I love to bet on sports. I better keep finding a way to do it successfully or we are in trouble.
Do you ever worry that you will no longer have an edge?
There are enough markets that I am confident I will have an edge somewhere forever. But if the edge is only against openers in obscure markets and I can only bet limited amounts on the games will I still be doing this? How low would I be willing to reduce my hourly rate to continue to do something I love? I enjoyed doing this when I was losing money. I loved getting better at sports betting and then the thrill of betting with an edge. I don’t worry about no longer having an edge. It would be silly to assume I’ll be doing the same things at the same scale we are in 10 to 15 years. I have been with RAS for 16 plus years and we have evolved and gotten better as the market has. It will take a lot of work and flexibility for us to stay near the top of the hill but I don’t think it is impossible. Roles and positions will change but RAS will still be moving markets for the foreseeable future.
What would you say is your biggest accomplishment in sports betting? Is it just the longevity? Being able to do this for as many years as you have?
By succeeding at sports betting I have taken something that was causing me personal problems 20 years ago and turned it into a positive. I remember being on a spring break cruise and running out of money on the ship because I kept hitting the blackjack tables. My best friend to this day lent me some money and enabled me for the rest of the trip. I borrowed money from my parents in 2003 because I had lost some sports bets. I was gainfully employed and not starving but nobody was thinking that gambling was having a positive influence on my life before I figured out how to win.
Do you watch most games you have a bet on?
I have a TV setup with 4 TVs and a huge monitor but with how many games we bet, I’d have to say I don’t get to watch most games I’ve bet. Sometimes it’s good to watch other games than ones you’ve bet. It becomes easier to learn information or watch games when you aren’t sweating them. I like the idea of finding the next edge and winning piece of information instead of just rooting in what we’ve already invested in. You obviously can sweat and learn but usually another team member is hopefully already watching and doing the sweating on my behalf.
When watching games, what's an example of something that can help you, that you might otherwise not pick up on if you aren't tuning in?

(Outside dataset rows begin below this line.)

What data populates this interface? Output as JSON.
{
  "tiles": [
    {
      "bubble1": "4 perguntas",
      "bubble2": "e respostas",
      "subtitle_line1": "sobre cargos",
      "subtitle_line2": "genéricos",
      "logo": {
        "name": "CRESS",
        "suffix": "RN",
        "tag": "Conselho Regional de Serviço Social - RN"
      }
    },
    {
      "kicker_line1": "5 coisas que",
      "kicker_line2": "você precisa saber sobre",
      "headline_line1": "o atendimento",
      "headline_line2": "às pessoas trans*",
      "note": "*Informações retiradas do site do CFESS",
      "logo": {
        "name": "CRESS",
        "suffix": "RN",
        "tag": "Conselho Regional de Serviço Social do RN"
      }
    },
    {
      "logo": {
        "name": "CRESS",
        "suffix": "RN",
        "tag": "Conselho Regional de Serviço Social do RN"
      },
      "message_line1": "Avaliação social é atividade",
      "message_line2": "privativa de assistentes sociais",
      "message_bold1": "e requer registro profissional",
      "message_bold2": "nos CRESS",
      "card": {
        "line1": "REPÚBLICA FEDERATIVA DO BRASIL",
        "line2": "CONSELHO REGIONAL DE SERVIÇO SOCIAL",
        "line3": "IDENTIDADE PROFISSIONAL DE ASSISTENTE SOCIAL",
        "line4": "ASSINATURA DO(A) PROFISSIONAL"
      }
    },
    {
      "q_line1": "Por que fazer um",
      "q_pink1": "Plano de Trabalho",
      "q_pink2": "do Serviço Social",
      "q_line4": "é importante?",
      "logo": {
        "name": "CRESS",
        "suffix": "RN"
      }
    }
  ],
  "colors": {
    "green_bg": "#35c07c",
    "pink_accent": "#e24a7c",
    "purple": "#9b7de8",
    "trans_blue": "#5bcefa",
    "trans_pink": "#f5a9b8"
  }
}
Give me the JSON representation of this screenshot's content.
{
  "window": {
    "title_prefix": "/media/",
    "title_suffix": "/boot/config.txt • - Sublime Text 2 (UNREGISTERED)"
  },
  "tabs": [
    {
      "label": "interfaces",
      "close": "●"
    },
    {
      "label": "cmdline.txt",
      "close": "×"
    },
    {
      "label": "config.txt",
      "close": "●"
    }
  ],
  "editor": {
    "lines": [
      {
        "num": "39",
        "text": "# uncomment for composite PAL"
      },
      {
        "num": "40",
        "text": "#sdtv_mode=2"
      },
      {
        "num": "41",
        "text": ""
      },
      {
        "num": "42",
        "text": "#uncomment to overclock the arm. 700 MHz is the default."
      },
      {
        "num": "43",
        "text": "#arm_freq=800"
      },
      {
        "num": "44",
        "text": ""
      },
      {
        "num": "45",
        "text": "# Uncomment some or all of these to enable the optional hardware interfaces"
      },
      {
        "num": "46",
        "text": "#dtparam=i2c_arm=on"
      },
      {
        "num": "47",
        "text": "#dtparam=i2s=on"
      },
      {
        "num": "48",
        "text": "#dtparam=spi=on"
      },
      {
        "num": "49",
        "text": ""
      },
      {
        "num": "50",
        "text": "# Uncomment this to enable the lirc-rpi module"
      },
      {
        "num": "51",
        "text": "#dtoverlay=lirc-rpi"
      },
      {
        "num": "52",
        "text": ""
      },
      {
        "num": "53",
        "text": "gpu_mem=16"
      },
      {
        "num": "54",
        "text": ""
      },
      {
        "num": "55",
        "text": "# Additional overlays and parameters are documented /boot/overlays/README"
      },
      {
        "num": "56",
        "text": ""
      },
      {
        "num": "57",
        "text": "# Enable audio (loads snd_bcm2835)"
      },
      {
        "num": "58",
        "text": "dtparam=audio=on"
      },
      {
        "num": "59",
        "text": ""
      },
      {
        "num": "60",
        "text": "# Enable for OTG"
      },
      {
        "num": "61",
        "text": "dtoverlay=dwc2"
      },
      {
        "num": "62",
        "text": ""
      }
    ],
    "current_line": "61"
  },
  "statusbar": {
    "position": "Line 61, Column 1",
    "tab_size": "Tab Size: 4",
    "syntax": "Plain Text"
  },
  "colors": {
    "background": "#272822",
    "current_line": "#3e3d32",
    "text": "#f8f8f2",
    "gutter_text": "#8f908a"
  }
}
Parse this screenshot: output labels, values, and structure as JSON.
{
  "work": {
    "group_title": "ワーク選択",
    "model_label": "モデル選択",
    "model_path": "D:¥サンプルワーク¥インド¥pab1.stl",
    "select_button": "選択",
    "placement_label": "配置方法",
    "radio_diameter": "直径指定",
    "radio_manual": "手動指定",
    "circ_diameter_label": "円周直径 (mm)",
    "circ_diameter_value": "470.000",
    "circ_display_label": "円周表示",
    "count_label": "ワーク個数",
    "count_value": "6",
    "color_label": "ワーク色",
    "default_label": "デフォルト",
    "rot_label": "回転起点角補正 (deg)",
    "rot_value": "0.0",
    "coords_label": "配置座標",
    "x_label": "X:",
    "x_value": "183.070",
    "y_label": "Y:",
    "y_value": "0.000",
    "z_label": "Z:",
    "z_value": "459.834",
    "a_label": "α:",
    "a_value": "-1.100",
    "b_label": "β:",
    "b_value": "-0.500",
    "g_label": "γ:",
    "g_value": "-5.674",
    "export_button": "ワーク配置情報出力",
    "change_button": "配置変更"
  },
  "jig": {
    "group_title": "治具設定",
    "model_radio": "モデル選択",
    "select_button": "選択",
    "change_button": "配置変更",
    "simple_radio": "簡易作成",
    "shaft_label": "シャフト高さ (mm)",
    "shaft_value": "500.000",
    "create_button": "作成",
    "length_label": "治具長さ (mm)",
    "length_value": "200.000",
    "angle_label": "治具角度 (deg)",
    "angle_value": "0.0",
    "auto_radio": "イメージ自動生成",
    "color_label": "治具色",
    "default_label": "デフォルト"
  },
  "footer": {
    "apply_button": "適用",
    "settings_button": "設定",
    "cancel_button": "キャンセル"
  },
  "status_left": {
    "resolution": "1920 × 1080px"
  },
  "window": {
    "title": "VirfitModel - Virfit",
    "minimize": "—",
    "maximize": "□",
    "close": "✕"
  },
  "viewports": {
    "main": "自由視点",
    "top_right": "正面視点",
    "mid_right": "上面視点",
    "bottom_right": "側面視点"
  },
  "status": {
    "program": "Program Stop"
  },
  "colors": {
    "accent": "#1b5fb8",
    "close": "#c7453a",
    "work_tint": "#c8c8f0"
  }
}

There are so many things you can pick up from watching games. Body language of players and how they are interacting with their coach and teammates. Severity of injuries in the 1st half that can be actioned in the 2nd half. A player may be hurt at the end of the first half and his minutes could be close to normal in the box score and you’ll have no idea unless you pick it up on Twitter or are watching live. Even then you’d like to see how serious the injury is and if they are able to walk off themselves or need help. Style of play changes (full court press/more zone) from previous games is another. Watching how teams change styles depending on game state.
What is your biggest leak in sports betting? Like, if you're going to donk off money unnecessarily, how are you doing it?
In the early 2000s I’d say it was betting on the NFL. I was drawn to it because of how much higher the limits were when that should have been my red flag to avoid. Once I started betting with edge in college sports I often would abandon my original position at halftime. The original bets were coming in at 54 to 55 percent and my brain would come up with all the things that were going wrong as to why I should “get off” the pregame bet. I wanted to win so bad that my mind wouldn’t stop thinking about what was going wrong in the 1st half and why we were going to lose. That was a huge leak. Chasing losses, betting the Hawaii game. I have lots of leaks and it’s a miracle we’ve gotten this far. I was going to say betting the TV games but they are all available now in some shape or form. I think we all have leaks. The key is knowing what they are and having some self awareness and not letting them dominate your portfolio.